Islamic Jihad (holy war) and the Christian Crusades
It is a historical fact that in the ten years that Muhammad lived in Medina (622-632), he either sent out or went out on seventy-four raids, expeditions, or full-scale wars.
In October to December 630, after the conquest of Mecca in January 630, Muhammad launched a Jihad or holy war to Tabuk, a city in the north of Saudi Arabia today. Early Muslim sources say Muhammad gathered an army of 30,000 men and 10,000 horsemen under the banner of Islam. On his way north, Muhammad extracts (or extorts) "agreements"—without provocation—from smaller Christian Arab tribes to pay the jizyah tax to avoid being attacked and killed.
In the first few centuries after Muhammad’s death, his disciples countinued the Muslim Jihad by swinging a sword or by forcing a city’s surrender with a large army backing up the peace treaty and the jizya tax. When the Muslims fought over Jerusalem and conquered other cities, they were following the example of their prophet Muhammad.
Those Muslims who slashed and burned and forced conversions did not wander off from Muhammad or the origins of Islam, but followed it closely, as do the ISIS Jihadists of today, for Muhammad’s Quran is filled with references to jihad and qital, the latter word meaning only fighting, killing, warring, and slaughtering.
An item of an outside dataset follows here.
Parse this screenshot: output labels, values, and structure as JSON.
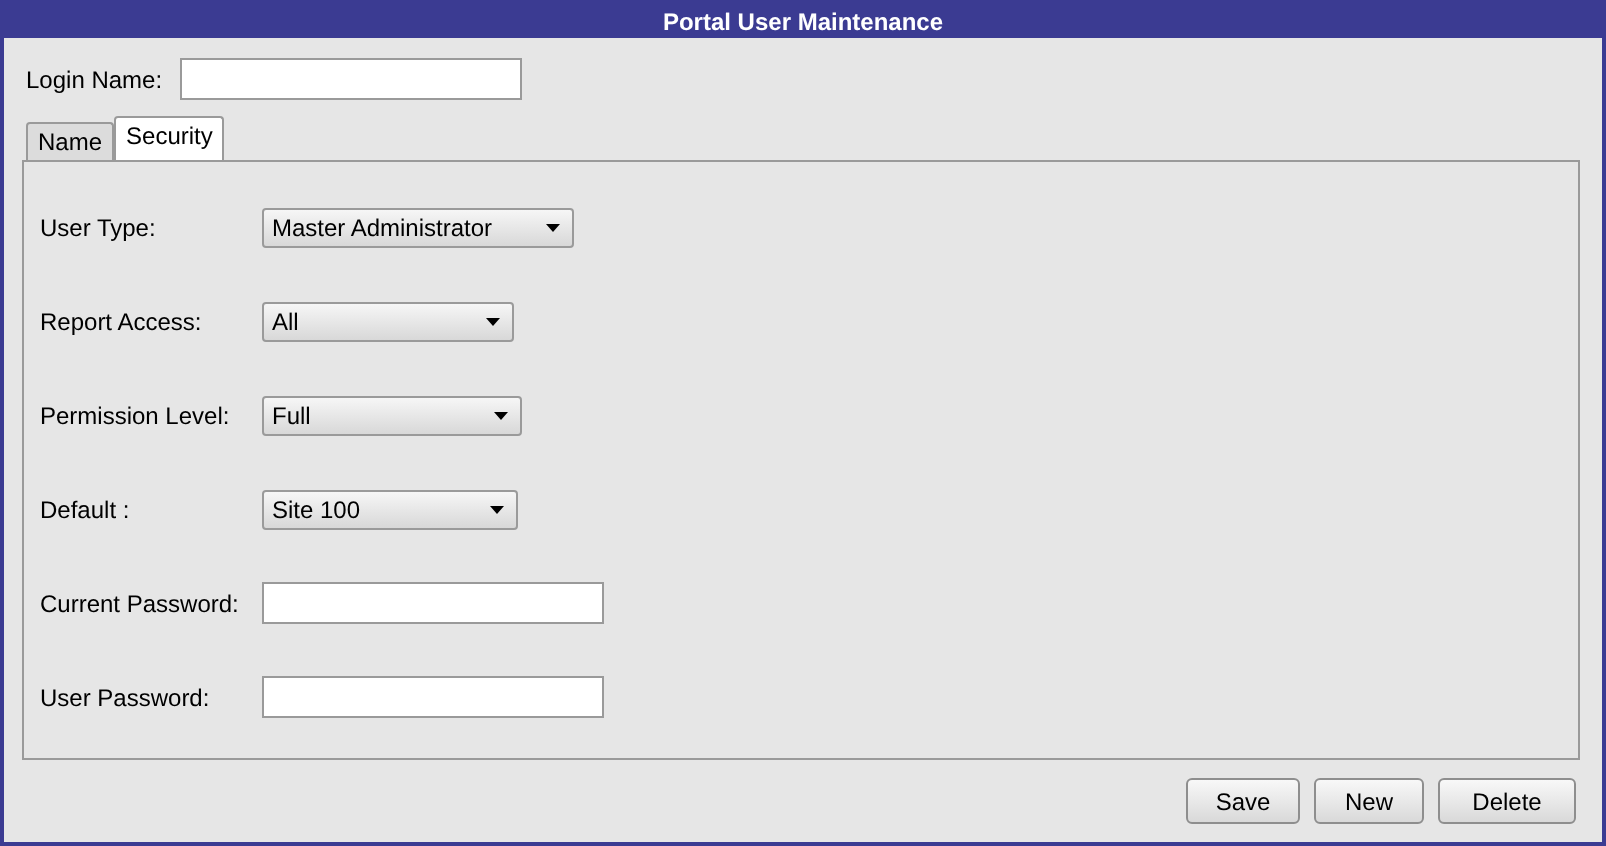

After Jesus’ death and Resurrection, his disciples in the first three centuries did not swing a sword to conquer or convert but simply preached the love of God. Jesus never used violence; neither did he call his disciples to use it. Jesus taught His disciples to turn the other cheek and that His kingdom was not of this earth. It is not until the fourth century that Constantine hijacked Christianity to conquer and to force conversions to Christianity.
But it was not until 1095 that the the Roman Catholic Pope Urban II in Italy decided that the "turn the other cheek" policy was not working after he received a plea for military help from the ambassador of the Byzantine Emperor Alexios I, in Constantinople, due to the Islamic threat against the Christians in Constantinople, Turkey. This resulted in the Roman Catholic Pope Urban II in Italy calling for the first crusade. The immediate goal was to guarantee pilgrims access to the holy sites in the Holy Land under Muslim control. His long-range goal was to reunite the Eastern and Western branches of Christendom after their split with the pope as head of the united Church.
Hundreds of thousands of Roman Catholics from many different classes and nations of Western Europe became crusaders by taking a public vow and receiving plenary indulgences from the church. Pope Urban II claimed that anyone who participated was forgiven of their sins. In addition to demonstrating devotion to God, as stated by the Catholic Church, participation satisfied feudal obligations and provided opportunities for economic and political gain.
When the Medieval Christians fought over earthly ground, they abandoned the example of Jesus Christ. Though European Crusaders may have been sincere, they wandered off from the origins of Christianity when they slashed and burned and forced conversions.
Aganist an evil adversary like Satan and ISIS of today, the do nothing policy does not seem at all practical, if we wish to live under Christianity. Did Jesus really mean for "turn the other cheek" to mean a do nothing policy and not to defend ourselves? I don't think so, for why would He tell His disciples to by a sword if he did not ever want them to use it?